● **Exercise instructions**: All entries given below are to be returned word for word.

● **The records**:
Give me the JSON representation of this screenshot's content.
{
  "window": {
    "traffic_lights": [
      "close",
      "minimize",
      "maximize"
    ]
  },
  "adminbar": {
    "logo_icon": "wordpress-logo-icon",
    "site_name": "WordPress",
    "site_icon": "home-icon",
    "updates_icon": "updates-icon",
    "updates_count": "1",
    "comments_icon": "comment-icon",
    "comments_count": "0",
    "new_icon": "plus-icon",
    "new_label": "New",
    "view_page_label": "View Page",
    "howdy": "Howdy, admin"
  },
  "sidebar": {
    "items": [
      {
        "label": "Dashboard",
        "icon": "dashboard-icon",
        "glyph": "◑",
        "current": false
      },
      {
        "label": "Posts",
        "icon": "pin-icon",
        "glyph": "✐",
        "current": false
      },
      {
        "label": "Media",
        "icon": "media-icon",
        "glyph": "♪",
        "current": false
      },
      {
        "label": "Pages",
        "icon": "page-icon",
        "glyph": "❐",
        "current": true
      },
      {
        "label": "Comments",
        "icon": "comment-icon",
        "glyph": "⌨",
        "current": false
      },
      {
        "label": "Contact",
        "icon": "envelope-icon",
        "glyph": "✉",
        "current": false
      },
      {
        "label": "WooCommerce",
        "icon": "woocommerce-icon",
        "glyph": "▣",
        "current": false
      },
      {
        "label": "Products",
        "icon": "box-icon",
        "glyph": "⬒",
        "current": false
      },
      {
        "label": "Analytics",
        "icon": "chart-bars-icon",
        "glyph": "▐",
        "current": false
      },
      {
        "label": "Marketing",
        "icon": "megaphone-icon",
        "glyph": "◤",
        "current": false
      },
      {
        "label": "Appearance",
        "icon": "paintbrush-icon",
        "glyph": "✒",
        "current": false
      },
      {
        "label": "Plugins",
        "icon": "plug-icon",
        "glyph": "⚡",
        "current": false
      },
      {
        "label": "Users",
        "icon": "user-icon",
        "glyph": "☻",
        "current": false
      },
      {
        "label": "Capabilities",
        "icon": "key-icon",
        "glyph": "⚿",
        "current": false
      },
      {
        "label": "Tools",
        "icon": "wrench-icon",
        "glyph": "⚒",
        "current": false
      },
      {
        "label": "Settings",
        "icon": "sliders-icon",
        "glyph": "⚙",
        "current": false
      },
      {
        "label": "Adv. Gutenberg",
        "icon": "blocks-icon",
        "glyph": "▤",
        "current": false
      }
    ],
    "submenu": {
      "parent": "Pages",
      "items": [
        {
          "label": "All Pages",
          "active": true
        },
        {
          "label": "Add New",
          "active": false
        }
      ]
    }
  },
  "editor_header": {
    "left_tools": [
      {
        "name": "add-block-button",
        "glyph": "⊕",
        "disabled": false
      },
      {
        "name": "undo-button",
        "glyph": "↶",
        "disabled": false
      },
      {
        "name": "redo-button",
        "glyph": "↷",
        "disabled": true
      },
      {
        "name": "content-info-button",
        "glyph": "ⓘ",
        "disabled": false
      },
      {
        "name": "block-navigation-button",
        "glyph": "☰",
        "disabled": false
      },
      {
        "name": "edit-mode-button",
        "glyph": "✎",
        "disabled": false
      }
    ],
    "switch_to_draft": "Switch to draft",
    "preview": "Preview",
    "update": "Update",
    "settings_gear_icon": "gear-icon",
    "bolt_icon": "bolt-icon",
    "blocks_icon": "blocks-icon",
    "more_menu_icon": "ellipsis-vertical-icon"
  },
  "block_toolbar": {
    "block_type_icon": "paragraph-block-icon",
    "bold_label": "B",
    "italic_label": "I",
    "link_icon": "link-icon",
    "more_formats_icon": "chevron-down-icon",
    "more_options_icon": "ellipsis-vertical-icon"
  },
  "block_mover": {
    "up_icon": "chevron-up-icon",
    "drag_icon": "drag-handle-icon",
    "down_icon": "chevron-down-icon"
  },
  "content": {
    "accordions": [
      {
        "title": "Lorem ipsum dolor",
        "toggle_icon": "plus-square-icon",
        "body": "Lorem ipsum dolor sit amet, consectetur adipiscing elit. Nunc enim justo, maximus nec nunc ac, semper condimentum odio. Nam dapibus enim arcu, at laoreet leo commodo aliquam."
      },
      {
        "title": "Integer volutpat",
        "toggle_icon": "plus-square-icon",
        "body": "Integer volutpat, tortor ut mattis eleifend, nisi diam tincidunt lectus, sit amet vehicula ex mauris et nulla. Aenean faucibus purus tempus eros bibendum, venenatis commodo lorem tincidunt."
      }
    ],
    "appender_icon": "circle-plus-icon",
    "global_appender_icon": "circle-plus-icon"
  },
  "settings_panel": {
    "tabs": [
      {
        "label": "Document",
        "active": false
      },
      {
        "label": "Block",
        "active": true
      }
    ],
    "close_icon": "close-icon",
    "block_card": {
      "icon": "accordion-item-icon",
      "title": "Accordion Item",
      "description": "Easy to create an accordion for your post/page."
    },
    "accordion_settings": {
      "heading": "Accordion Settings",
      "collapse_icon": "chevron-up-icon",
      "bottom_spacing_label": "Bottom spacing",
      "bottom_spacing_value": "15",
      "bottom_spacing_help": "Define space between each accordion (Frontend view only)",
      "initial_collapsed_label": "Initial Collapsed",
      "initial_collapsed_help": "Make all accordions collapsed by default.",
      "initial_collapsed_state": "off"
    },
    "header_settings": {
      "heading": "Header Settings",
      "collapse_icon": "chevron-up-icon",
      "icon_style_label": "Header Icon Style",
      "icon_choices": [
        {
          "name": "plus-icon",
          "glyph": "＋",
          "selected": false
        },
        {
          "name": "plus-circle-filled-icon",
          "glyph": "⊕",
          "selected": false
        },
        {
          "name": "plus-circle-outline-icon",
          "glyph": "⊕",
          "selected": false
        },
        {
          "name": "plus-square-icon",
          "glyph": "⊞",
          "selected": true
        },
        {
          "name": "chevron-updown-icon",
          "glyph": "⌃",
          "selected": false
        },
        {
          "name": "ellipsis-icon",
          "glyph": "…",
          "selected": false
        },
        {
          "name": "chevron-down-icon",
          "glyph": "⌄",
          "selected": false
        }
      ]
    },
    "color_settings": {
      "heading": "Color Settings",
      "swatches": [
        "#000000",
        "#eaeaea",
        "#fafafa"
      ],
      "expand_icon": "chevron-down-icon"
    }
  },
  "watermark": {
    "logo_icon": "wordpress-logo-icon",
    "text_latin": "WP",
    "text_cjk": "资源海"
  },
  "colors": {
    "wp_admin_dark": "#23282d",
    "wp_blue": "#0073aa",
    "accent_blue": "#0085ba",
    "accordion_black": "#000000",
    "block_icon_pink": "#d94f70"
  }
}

● **Response to this task**:
Give me the JSON representation of this screenshot's content.
{
  "window": {
    "traffic_lights": [
      "close",
      "minimize",
      "maximize"
    ]
  },
  "adminbar": {
    "logo_icon": "wordpress-logo-icon",
    "site_name": "WordPress",
    "site_icon": "home-icon",
    "updates_icon": "updates-icon",
    "updates_count": "1",
    "comments_icon": "comment-icon",
    "comments_count": "0",
    "new_icon": "plus-icon",
    "new_label": "New",
    "view_page_label": "View Page",
    "howdy": "Howdy, admin"
  },
  "sidebar": {
    "items": [
      {
        "label": "Dashboard",
        "icon": "dashboard-icon",
        "glyph": "◑",
        "current": false
      },
      {
        "label": "Posts",
        "icon": "pin-icon",
        "glyph": "✐",
        "current": false
      },
      {
        "label": "Media",
        "icon": "media-icon",
        "glyph": "♪",
        "current": false
      },
      {
        "label": "Pages",
        "icon": "page-icon",
        "glyph": "❐",
        "current": true
      },
      {
        "label": "Comments",
        "icon": "comment-icon",
        "glyph": "⌨",
        "current": false
      },
      {
        "label": "Contact",
        "icon": "envelope-icon",
        "glyph": "✉",
        "current": false
      },
      {
        "label": "WooCommerce",
        "icon": "woocommerce-icon",
        "glyph": "▣",
        "current": false
      },
      {
        "label": "Products",
        "icon": "box-icon",
        "glyph": "⬒",
        "current": false
      },
      {
        "label": "Analytics",
        "icon": "chart-bars-icon",
        "glyph": "▐",
        "current": false
      },
      {
        "label": "Marketing",
        "icon": "megaphone-icon",
        "glyph": "◤",
        "current": false
      },
      {
        "label": "Appearance",
        "icon": "paintbrush-icon",
        "glyph": "✒",
        "current": false
      },
      {
        "label": "Plugins",
        "icon": "plug-icon",
        "glyph": "⚡",
        "current": false
      },
      {
        "label": "Users",
        "icon": "user-icon",
        "glyph": "☻",
        "current": false
      },
      {
        "label": "Capabilities",
        "icon": "key-icon",
        "glyph": "⚿",
        "current": false
      },
      {
        "label": "Tools",
        "icon": "wrench-icon",
        "glyph": "⚒",
        "current": false
      },
      {
        "label": "Settings",
        "icon": "sliders-icon",
        "glyph": "⚙",
        "current": false
      },
      {
        "label": "Adv. Gutenberg",
        "icon": "blocks-icon",
        "glyph": "▤",
        "current": false
      }
    ],
    "submenu": {
      "parent": "Pages",
      "items": [
        {
          "label": "All Pages",
          "active": true
        },
        {
          "label": "Add New",
          "active": false
        }
      ]
    }
  },
  "editor_header": {
    "left_tools": [
      {
        "name": "add-block-button",
        "glyph": "⊕",
        "disabled": false
      },
      {
        "name": "undo-button",
        "glyph": "↶",
        "disabled": false
      },
      {
        "name": "redo-button",
        "glyph": "↷",
        "disabled": true
      },
      {
        "name": "content-info-button",
        "glyph": "ⓘ",
        "disabled": false
      },
      {
        "name": "block-navigation-button",
        "glyph": "☰",
        "disabled": false
      },
      {
        "name": "edit-mode-button",
        "glyph": "✎",
        "disabled": false
      }
    ],
    "switch_to_draft": "Switch to draft",
    "preview": "Preview",
    "update": "Update",
    "settings_gear_icon": "gear-icon",
    "bolt_icon": "bolt-icon",
    "blocks_icon": "blocks-icon",
    "more_menu_icon": "ellipsis-vertical-icon"
  },
  "block_toolbar": {
    "block_type_icon": "paragraph-block-icon",
    "bold_label": "B",
    "italic_label": "I",
    "link_icon": "link-icon",
    "more_formats_icon": "chevron-down-icon",
    "more_options_icon": "ellipsis-vertical-icon"
  },
  "block_mover": {
    "up_icon": "chevron-up-icon",
    "drag_icon": "drag-handle-icon",
    "down_icon": "chevron-down-icon"
  },
  "content": {
    "accordions": [
      {
        "title": "Lorem ipsum dolor",
        "toggle_icon": "plus-square-icon",
        "body": "Lorem ipsum dolor sit amet, consectetur adipiscing elit. Nunc enim justo, maximus nec nunc ac, semper condimentum odio. Nam dapibus enim arcu, at laoreet leo commodo aliquam."
      },
      {
        "title": "Integer volutpat",
        "toggle_icon": "plus-square-icon",
        "body": "Integer volutpat, tortor ut mattis eleifend, nisi diam tincidunt lectus, sit amet vehicula ex mauris et nulla. Aenean faucibus purus tempus eros bibendum, venenatis commodo lorem tincidunt."
      }
    ],
    "appender_icon": "circle-plus-icon",
    "global_appender_icon": "circle-plus-icon"
  },
  "settings_panel": {
    "tabs": [
      {
        "label": "Document",
        "active": false
      },
      {
        "label": "Block",
        "active": true
      }
    ],
    "close_icon": "close-icon",
    "block_card": {
      "icon": "accordion-item-icon",
      "title": "Accordion Item",
      "description": "Easy to create an accordion for your post/page."
    },
    "accordion_settings": {
      "heading": "Accordion Settings",
      "collapse_icon": "chevron-up-icon",
      "bottom_spacing_label": "Bottom spacing",
      "bottom_spacing_value": "15",
      "bottom_spacing_help": "Define space between each accordion (Frontend view only)",
      "initial_collapsed_label": "Initial Collapsed",
      "initial_collapsed_help": "Make all accordions collapsed by default.",
      "initial_collapsed_state": "off"
    },
    "header_settings": {
      "heading": "Header Settings",
      "collapse_icon": "chevron-up-icon",
      "icon_style_label": "Header Icon Style",
      "icon_choices": [
        {
          "name": "plus-icon",
          "glyph": "＋",
          "selected": false
        },
        {
          "name": "plus-circle-filled-icon",
          "glyph": "⊕",
          "selected": false
        },
        {
          "name": "plus-circle-outline-icon",
          "glyph": "⊕",
          "selected": false
        },
        {
          "name": "plus-square-icon",
          "glyph": "⊞",
          "selected": true
        },
        {
          "name": "chevron-updown-icon",
          "glyph": "⌃",
          "selected": false
        },
        {
          "name": "ellipsis-icon",
          "glyph": "…",
          "selected": false
        },
        {
          "name": "chevron-down-icon",
          "glyph": "⌄",
          "selected": false
        }
      ]
    },
    "color_settings": {
      "heading": "Color Settings",
      "swatches": [
        "#000000",
        "#eaeaea",
        "#fafafa"
      ],
      "expand_icon": "chevron-down-icon"
    }
  },
  "watermark": {
    "logo_icon": "wordpress-logo-icon",
    "text_latin": "WP",
    "text_cjk": "资源海"
  },
  "colors": {
    "wp_admin_dark": "#23282d",
    "wp_blue": "#0073aa",
    "accent_blue": "#0085ba",
    "accordion_black": "#000000",
    "block_icon_pink": "#d94f70"
  }
}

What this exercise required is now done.